Coaching for Profitability

Does coaching ultimately increase profits for the organization? Research on that question is tricky. There are many, many factors that determine whether a company makes a profit. Some are under the company’s control, and others are not. That said, research cited in Primal Leadership: Realizing the Power of Emotional Intelligence (Daniel Goleman, Richard Boyatzis, and Annie McKee) presents some compelling information that suggests that coaching can have a major impact on profit. The authors reported that an organization’s emotional climate determines 20 to 30% of its profitability, i.e., companies with emotionally unpleasant climates make less money than companies with emotionally positive climates. That’s huge, given that many factors which influence profitability are outside of a company’s control. Such factors include macro-economic conditions, the actions of competitors, supply chain issues, pandemics, and so forth. But company leaders can directly impact their organization’s climate. In fact, Goleman et al found that leadership…

Organizational Co-Dependency

Sheri was a smart, ambitious, and energetic executive. She had lifted herself up through many of the barriers that arise in all growing careers, and through many of the barriers  unique to women leaders. How? First, she had the requisite talents and competencies.
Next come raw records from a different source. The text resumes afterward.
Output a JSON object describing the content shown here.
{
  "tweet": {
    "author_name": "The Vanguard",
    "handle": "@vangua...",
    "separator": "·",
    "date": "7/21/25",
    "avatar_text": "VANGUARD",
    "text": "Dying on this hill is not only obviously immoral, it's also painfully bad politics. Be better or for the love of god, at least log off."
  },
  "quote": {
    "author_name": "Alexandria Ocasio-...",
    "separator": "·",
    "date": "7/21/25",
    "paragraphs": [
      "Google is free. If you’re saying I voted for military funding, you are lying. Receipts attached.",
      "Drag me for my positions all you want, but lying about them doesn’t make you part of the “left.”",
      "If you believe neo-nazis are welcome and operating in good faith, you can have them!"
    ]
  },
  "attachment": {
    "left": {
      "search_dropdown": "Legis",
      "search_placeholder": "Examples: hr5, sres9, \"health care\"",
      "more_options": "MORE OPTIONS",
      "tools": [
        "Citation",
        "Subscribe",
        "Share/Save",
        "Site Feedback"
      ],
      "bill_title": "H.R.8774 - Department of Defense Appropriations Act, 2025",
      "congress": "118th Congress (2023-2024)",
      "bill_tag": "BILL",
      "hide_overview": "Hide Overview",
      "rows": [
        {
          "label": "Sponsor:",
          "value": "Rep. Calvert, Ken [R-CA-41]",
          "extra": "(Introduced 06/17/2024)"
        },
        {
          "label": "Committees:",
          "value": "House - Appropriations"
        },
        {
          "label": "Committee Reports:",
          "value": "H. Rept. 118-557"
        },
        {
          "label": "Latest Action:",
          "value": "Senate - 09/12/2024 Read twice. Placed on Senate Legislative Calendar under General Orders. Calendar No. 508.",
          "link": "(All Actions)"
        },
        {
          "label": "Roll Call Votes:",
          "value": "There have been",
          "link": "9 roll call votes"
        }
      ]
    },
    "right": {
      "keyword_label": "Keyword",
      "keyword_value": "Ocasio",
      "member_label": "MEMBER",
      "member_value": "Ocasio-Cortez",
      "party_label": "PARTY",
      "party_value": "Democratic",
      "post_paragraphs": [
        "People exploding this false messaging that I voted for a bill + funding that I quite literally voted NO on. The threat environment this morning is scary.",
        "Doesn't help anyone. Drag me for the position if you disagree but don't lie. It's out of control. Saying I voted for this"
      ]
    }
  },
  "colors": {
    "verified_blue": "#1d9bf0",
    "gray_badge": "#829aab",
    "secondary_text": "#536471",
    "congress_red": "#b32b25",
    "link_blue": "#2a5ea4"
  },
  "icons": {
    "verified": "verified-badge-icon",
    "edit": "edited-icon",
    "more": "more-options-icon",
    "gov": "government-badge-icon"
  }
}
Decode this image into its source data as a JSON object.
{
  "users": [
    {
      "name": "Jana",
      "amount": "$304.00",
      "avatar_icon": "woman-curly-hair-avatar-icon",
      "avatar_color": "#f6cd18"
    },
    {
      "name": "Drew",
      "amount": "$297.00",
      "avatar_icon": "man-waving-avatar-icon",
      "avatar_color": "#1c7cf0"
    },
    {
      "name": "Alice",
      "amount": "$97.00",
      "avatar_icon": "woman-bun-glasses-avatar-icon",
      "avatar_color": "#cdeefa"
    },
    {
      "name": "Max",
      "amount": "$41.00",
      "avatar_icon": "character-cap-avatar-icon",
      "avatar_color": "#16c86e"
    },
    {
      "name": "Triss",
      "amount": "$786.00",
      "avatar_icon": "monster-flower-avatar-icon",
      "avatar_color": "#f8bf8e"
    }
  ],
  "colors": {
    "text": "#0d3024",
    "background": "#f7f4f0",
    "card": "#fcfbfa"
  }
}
She brought as much to the table as anyone. Wise superiors and mentors recognized her value and leveraged it. it was win/win. Second, Sheri maintained a can-do attitude. She never said no. It was a great asset. But it almost killed her, and it almost killed her career. She, like most of her colleagues, both male and female, had not recognized how the nature of organizations elicits co-dependent behavior. What is Co-Dependency? The term co-dependency comes from the field of addiction. As professionals were gaining an understanding of the nature of addiction, they came to recognize that people who loved the addict often unwittingly contributed to the…

A Career in Danger

Here’s a fictional but realistic story that illustrates what coaching for EQ can look like. Jim knew marketing like nobody’s business. Not only did he have a natural flair, he worked hard to master his craft. Promotions followed achievements like night follows day. But the promotion that nearly did him in was the one that gave him a staff to supervise. His company made a classic mistake, i.e., believing that because Jim was technically skilled, he must be competent to supervise others in his area. Sadly for Jim, the skills required to create killer marketing programs are not the skills required to elicit creativity, cooperation, and dedication from others. Jim had never held a leadership position. With no training to guide him, he did what came naturally. For him that was to use a pacesetter style, an unfortunate choice. Pacesetters demand that everyone perform at the leader’s level. Failure to…